Hip replacement? $21K at Mt. Auburn in Cambridge and $27 across the river at the Brigham, which has a much nicer lobby.
The second half of the reports compares the list price to the amount Medicaid pays — rates that hospitals routinely say don’t cover theirs costs. Still, be aware that these are hospital prices, not costs. In other words, this is the sticker price, not the actual cost of delivering the service. So, theses numbers don’t reflect the actual differential.
From 2007 to 2009, private group health insurance premiums in Massachusetts increased roughly 5 to 10 percent annually, when adjusted for benefits. This comparesto consumer price index (CPI-U) increases(for all goods and services) averaging 1.7 percent annually over the same time period nationwide and 2.0 percent in the Northeast.
On average, the level of benefits covered by private group health insurance has declined and member cost-sharing has increased.
– Deductibles and copayments generally increased from 2007 to 2009. For example, in the small group sector, the inpatient copayment in the most popular HMO plan increased from $500 to $1,000.
— Among small groups, average benefits decreased 3.6 percent from 2007 to 2008 and 6.6 percent from 2008 to 2009.
Do you get what you pay for?

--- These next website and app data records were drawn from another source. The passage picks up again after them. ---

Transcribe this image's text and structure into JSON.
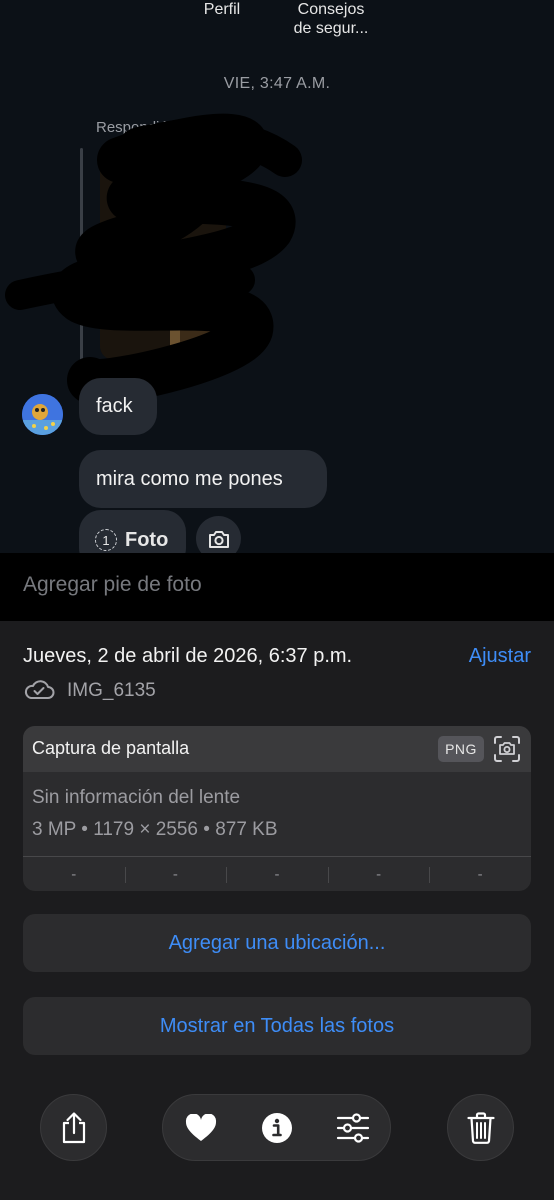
{
  "chat": {
    "top_links": [
      "Perfil",
      "Consejos\nde segur..."
    ],
    "timestamp": "VIE, 3:47 A.M.",
    "reply_label": "Respondió a tu historia",
    "messages": [
      "fack",
      "mira como me pones"
    ],
    "photo_count": "1",
    "photo_label": "Foto"
  },
  "caption": {
    "placeholder": "Agregar pie de foto"
  },
  "info": {
    "date": "Jueves, 2 de abril de 2026, 6:37 p.m.",
    "adjust_label": "Ajustar",
    "file_name": "IMG_6135",
    "meta": {
      "type": "Captura de pantalla",
      "format_badge": "PNG",
      "lens": "Sin información del lente",
      "specs": "3 MP • 1179 × 2556 • 877 KB",
      "exif": [
        "-",
        "-",
        "-",
        "-",
        "-"
      ]
    },
    "add_location_label": "Agregar una ubicación...",
    "show_all_label": "Mostrar en Todas las fotos"
  },
  "toolbar": {
    "icons": [
      "share-icon",
      "heart-icon",
      "info-icon",
      "sliders-icon",
      "trash-icon"
    ]
  },
  "colors": {
    "accent": "#3e8df7",
    "sheet_bg": "#1c1c1e",
    "card_bg": "#2c2c2e",
    "chat_bg": "#0c1117"
  }
}
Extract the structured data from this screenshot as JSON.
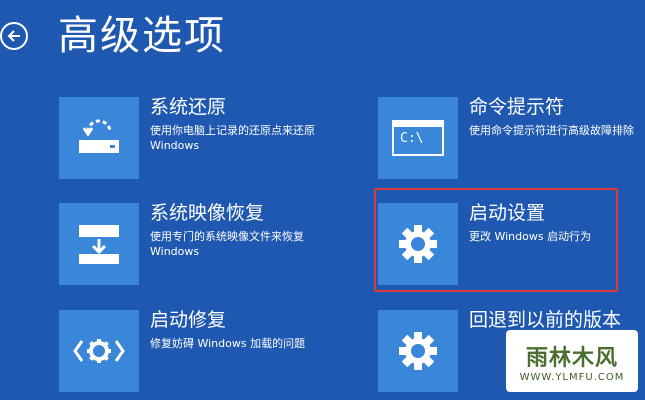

BHN is about to start posting links to different data bases so you can do a little research. Got something to say? The state plans to hold hearings at the end of the month.